Jeff Bell, Chrysler vice president of marketing communications, predicted that in 10 years, the automaker will use Hollywood technology to create computer-generated people for its TV spots. This would allow the company's ad agency to change the scene or the appearance of the people in the ad with the push of a button.
"We will be able to change the ethnicity and gender of the participants in those commercials so that they are appropriate for the targeted channel in which we are broadcasting," Bell said. "There is no reason
to be limited by traditional film-
ing technology. You can, in fact, change the scene and the talent
with digitization," he said.
Bell's comments underscore the concern of many in the ad community that talent and production costs are rising as advertisers tighten their belts.
A three-year agreement signed last fall between the Association of National Advertising and the Screen Actors Guild/American Federation of Television and Radio Artists will mean 7 percent to 9 percent increases in talent costs for advertisers.
Advertisers, including automakers, pay about $700 million annually to union actors and actresses for session fees and residuals in a non-strike year, according to an attorney for the Association of National Advertising.

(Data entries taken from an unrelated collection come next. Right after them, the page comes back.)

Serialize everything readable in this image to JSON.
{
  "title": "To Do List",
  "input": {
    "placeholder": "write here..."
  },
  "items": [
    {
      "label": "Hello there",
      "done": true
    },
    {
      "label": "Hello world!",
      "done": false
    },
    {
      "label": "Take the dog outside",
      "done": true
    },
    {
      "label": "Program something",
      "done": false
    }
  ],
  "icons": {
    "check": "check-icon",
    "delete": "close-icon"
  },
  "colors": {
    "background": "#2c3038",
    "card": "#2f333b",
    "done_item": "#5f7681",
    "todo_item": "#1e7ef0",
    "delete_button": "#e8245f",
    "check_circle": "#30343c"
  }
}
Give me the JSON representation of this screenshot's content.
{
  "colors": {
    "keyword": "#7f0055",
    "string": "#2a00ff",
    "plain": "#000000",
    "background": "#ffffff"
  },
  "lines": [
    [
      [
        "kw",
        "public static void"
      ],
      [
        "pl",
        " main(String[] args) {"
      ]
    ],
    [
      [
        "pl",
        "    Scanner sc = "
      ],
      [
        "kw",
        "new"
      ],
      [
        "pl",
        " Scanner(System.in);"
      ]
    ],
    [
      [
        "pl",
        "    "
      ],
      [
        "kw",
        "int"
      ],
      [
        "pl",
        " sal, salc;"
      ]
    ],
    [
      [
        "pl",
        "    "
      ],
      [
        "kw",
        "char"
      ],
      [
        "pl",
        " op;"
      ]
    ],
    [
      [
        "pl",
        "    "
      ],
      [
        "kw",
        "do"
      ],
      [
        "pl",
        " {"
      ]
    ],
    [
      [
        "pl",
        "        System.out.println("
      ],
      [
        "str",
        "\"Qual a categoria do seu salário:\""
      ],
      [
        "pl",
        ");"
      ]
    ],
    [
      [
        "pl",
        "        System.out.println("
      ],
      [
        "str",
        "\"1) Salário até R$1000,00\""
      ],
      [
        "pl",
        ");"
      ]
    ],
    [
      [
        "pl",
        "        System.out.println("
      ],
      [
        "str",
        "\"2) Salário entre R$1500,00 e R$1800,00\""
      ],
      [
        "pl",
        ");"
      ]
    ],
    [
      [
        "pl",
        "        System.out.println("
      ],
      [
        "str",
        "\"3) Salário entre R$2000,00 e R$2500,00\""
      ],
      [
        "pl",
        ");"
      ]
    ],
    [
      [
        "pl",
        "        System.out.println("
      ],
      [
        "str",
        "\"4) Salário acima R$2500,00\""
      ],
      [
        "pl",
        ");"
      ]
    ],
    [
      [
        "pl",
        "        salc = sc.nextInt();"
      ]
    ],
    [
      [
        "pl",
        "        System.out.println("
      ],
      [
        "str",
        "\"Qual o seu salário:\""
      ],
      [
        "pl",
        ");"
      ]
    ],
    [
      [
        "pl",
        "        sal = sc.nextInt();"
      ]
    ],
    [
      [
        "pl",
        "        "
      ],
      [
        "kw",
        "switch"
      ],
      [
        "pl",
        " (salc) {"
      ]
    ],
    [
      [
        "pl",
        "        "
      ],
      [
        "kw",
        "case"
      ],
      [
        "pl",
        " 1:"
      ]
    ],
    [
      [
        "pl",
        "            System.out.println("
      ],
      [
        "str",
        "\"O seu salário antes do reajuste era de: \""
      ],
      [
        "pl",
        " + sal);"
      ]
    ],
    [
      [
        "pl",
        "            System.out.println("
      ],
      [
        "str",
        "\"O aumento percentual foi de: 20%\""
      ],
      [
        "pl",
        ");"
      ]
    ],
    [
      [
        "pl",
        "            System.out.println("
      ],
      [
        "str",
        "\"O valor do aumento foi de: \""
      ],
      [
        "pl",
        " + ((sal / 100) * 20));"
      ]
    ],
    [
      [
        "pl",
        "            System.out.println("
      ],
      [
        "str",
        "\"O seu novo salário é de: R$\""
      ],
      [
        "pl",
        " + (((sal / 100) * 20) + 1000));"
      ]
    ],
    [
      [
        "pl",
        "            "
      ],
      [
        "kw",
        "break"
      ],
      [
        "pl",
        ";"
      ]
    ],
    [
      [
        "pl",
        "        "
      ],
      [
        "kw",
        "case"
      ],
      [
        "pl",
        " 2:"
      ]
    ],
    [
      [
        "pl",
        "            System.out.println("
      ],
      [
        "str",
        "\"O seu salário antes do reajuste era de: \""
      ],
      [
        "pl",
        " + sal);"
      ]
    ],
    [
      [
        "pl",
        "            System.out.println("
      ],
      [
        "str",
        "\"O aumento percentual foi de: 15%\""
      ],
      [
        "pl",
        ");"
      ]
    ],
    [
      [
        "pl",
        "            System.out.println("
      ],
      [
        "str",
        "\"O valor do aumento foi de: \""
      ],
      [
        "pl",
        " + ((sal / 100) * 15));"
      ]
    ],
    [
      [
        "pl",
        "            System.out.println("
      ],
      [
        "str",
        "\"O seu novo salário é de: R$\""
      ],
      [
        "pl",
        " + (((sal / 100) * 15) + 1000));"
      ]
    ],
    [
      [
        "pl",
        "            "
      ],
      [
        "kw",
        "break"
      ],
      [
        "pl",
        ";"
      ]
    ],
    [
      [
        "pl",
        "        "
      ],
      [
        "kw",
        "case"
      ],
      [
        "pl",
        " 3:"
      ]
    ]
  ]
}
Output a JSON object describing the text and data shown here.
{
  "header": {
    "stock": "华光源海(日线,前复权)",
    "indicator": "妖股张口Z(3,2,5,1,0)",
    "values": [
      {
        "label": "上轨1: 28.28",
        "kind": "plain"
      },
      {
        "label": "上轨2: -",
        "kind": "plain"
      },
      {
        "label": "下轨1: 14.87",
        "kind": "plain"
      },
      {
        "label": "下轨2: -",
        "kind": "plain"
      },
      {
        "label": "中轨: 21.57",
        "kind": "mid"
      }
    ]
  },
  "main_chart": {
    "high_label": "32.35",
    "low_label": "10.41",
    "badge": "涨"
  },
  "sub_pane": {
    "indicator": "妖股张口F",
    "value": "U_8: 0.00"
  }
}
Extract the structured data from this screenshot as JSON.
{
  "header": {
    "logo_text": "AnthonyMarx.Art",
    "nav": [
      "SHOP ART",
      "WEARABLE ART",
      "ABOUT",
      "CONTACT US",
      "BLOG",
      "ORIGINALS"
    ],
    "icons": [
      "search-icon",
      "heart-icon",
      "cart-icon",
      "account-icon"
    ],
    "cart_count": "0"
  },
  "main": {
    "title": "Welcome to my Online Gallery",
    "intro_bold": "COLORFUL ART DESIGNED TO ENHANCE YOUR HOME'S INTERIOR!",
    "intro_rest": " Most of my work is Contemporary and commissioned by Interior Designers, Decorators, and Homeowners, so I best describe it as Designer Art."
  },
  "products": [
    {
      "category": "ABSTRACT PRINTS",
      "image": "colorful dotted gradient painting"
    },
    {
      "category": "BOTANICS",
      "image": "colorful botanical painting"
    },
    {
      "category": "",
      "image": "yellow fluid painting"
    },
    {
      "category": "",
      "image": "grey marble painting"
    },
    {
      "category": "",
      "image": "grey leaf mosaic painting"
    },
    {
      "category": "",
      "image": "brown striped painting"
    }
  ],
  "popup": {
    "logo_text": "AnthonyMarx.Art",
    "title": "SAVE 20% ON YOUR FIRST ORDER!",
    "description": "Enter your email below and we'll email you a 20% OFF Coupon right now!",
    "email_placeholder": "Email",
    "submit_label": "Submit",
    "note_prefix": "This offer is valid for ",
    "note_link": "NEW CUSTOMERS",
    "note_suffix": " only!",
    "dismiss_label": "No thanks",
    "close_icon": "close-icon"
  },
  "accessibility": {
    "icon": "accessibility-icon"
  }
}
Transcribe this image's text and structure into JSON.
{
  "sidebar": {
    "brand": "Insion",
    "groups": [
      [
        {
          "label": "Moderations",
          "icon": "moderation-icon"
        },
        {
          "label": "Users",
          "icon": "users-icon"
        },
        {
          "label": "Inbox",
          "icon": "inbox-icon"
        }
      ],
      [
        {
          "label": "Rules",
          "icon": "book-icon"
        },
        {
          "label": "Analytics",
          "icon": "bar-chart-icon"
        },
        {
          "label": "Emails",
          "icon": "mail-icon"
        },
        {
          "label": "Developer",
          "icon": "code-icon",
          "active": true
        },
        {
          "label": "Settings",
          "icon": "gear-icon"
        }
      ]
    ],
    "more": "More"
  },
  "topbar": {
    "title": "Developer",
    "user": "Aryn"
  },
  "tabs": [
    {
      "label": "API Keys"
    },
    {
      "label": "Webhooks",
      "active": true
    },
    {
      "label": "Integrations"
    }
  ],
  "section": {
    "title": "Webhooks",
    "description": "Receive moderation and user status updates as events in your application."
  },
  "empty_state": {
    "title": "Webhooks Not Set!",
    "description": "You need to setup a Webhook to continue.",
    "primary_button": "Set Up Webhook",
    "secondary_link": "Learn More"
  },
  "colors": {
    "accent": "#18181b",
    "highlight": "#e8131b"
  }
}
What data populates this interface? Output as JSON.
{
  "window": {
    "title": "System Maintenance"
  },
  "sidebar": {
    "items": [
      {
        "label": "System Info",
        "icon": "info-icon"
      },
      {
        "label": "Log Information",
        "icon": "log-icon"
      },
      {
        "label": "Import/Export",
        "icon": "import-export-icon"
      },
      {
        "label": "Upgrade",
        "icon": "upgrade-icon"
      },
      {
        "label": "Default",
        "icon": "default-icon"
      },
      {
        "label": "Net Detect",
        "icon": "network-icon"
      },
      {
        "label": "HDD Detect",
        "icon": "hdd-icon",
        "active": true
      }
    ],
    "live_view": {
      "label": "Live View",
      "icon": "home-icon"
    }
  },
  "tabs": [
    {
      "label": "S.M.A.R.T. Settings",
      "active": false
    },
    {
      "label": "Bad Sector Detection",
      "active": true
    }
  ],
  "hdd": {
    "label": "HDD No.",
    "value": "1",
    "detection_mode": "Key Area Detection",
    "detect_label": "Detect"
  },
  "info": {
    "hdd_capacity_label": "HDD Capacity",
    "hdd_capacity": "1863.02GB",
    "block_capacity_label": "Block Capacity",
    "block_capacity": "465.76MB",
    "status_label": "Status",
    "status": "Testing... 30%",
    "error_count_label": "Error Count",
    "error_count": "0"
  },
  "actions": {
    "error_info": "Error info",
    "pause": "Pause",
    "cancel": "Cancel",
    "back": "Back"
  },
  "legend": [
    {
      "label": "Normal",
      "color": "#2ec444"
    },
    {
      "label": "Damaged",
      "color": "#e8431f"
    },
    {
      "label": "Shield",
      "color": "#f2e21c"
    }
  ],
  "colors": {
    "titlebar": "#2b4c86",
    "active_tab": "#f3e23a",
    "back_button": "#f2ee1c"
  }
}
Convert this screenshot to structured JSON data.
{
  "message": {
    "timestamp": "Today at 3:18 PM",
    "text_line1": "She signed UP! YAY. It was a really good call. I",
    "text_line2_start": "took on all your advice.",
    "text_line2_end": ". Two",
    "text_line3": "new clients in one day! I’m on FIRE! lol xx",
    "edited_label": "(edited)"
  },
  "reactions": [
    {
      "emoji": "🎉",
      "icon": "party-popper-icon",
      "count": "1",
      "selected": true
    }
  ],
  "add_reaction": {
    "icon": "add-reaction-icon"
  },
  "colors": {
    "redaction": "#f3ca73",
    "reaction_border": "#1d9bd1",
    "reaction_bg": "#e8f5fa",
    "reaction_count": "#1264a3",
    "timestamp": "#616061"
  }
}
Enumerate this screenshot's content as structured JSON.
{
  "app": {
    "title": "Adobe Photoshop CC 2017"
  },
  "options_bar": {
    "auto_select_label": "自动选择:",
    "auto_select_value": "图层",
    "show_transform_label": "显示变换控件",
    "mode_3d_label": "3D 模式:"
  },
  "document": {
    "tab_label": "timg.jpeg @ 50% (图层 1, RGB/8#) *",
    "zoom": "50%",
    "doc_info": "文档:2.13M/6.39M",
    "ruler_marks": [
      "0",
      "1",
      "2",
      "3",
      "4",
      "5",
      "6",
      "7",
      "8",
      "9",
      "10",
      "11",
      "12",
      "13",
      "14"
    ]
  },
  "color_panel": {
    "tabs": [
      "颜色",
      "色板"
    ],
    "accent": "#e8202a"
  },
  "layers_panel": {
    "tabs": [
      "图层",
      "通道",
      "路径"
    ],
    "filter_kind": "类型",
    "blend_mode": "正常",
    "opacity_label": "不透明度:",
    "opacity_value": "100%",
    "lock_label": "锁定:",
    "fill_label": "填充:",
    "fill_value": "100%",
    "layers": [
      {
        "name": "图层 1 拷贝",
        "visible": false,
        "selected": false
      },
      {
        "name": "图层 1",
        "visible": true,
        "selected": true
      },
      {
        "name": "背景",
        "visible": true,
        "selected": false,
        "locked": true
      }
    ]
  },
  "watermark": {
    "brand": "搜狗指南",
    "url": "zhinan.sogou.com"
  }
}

"The upfront fees that we pay to actors and actresses is not all that great, but the residuals can be very, very onerous," Bell said.
With broadcast TV, the first fee for on camera is $500. The union fees are based on the number of times the commercial is used. For example, for 13 times, the minimum on-camera fee is about triple the original fee.
Bell said a good example of the type of technology the company is considering can be seen in the Columbia Pictures's film Final Fantasy, which used computer animation to create real-looking people.
He emphasized that the Chrysler group would never change the ethnicity or gender of a live actor with digitization. Bell said such a practice would be "immoral and illegal." He added that the Chrysler group is trying to use more diverse talent in its ads, and its minority agencies will continue to play an important role in its marketing efforts.
Not all agree digitalization will work in auto ads. Mike Belitsos, executive vice president and creative director for the Mazda North American Operations account at Doner in Southfield, Mich., and a 20-year veteran of the automotive creative community, said no technology can duplicate human reactions and emotions.
"For Mazda, our campaign is based on the emotion of motion," Belitsos said. "I can't imagine those characters being digitalized."
Belitsos said Doner already uses digital technology to change backgrounds, thus reducing production costs.
"In automotive advertising, the consumer is being asked to relate to a person. If you break that emotional connection, you might create more skepticism on the part of the viewer."
The Screen Actors Guild, the union representing 98,000 commercial performers, believes actors and actresses always will be needed.
"The technology used in Final Fantasy used actual actor's and actress's motions, which were put into the computer; it's called performance capture," explained Ilyanne Kichaven, a Guild spokesperson. "There will always be an interest in people seeing people as well as a need for voice-over work using professional actors and actresses."
Skepticism or not, Chrysler's Bell says the technology is coming.
"That's a big business model change, but we're talking 10 years from now," he said. "It will not happen tomorrow."